If a line in the data contains "value", copy it out.

***** GIVEN DATA *****

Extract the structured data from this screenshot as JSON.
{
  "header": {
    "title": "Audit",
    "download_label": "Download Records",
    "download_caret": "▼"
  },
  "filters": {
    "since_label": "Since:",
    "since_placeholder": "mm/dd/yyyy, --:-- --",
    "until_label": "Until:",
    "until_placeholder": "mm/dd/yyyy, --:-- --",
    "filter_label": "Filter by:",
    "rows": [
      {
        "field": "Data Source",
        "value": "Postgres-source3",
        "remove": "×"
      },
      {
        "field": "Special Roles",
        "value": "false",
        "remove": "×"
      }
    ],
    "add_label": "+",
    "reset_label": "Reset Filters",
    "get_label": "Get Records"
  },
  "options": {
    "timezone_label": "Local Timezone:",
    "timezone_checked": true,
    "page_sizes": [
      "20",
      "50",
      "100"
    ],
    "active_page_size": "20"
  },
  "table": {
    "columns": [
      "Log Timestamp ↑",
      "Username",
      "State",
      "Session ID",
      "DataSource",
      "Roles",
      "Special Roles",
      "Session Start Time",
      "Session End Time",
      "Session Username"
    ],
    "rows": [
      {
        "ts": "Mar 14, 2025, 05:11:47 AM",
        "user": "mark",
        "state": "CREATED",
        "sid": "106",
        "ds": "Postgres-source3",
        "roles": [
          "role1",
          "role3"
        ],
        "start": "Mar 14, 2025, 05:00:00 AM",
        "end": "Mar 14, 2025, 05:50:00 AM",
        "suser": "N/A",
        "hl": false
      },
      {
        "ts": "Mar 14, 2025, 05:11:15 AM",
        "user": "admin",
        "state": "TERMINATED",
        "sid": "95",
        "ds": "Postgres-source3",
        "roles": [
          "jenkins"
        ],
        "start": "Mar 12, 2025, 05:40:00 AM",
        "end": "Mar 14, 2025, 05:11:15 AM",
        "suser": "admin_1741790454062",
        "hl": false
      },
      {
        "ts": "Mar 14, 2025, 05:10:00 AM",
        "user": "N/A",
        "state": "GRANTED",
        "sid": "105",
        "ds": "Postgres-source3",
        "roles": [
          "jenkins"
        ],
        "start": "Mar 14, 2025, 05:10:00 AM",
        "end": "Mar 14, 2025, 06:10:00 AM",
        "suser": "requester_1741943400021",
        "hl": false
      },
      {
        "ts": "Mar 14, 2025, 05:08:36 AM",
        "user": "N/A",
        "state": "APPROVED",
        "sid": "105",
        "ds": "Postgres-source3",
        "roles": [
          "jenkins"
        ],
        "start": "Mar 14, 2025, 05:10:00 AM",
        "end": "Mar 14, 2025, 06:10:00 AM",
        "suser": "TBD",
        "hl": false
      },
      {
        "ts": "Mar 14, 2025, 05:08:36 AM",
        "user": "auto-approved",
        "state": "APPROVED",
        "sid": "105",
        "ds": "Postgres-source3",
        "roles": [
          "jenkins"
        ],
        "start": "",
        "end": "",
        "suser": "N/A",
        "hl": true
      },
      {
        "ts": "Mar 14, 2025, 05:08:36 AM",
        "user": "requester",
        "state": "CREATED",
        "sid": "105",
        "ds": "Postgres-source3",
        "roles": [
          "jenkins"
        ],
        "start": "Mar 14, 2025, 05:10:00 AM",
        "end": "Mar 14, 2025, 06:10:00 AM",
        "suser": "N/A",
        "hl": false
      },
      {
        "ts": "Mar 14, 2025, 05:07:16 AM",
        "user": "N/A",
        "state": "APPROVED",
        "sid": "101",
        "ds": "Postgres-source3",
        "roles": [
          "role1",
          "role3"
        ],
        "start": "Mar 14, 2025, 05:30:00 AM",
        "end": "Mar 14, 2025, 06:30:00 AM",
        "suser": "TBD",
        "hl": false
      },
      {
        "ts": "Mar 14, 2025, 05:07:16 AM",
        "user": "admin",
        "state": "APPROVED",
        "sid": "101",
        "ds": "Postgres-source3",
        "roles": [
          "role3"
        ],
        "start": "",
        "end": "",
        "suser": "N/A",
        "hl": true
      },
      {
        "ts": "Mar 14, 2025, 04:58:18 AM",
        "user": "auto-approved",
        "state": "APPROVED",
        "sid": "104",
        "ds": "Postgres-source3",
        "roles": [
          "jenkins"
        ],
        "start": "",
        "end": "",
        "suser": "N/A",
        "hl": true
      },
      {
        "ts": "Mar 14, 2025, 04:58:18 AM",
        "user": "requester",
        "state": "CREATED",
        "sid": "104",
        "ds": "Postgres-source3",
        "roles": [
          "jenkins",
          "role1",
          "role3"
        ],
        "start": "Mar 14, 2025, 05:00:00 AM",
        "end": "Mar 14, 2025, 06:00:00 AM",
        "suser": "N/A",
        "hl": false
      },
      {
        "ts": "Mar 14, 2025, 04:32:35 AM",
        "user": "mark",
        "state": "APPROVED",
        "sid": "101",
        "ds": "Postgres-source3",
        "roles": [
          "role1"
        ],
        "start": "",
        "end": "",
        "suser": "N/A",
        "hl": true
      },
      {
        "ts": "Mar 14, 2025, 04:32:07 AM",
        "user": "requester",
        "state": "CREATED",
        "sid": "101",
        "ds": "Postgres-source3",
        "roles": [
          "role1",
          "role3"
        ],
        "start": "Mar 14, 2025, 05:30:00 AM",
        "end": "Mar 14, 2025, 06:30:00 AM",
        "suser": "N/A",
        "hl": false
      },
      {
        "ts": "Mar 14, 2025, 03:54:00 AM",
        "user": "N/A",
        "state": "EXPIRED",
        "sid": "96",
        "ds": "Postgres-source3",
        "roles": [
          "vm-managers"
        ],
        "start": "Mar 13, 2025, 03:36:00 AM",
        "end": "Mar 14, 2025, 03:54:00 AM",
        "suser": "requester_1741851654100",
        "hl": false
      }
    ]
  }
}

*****

RESPONSE TO THE EXERCISE>
        "value": "Postgres-source3",
        "value": "false",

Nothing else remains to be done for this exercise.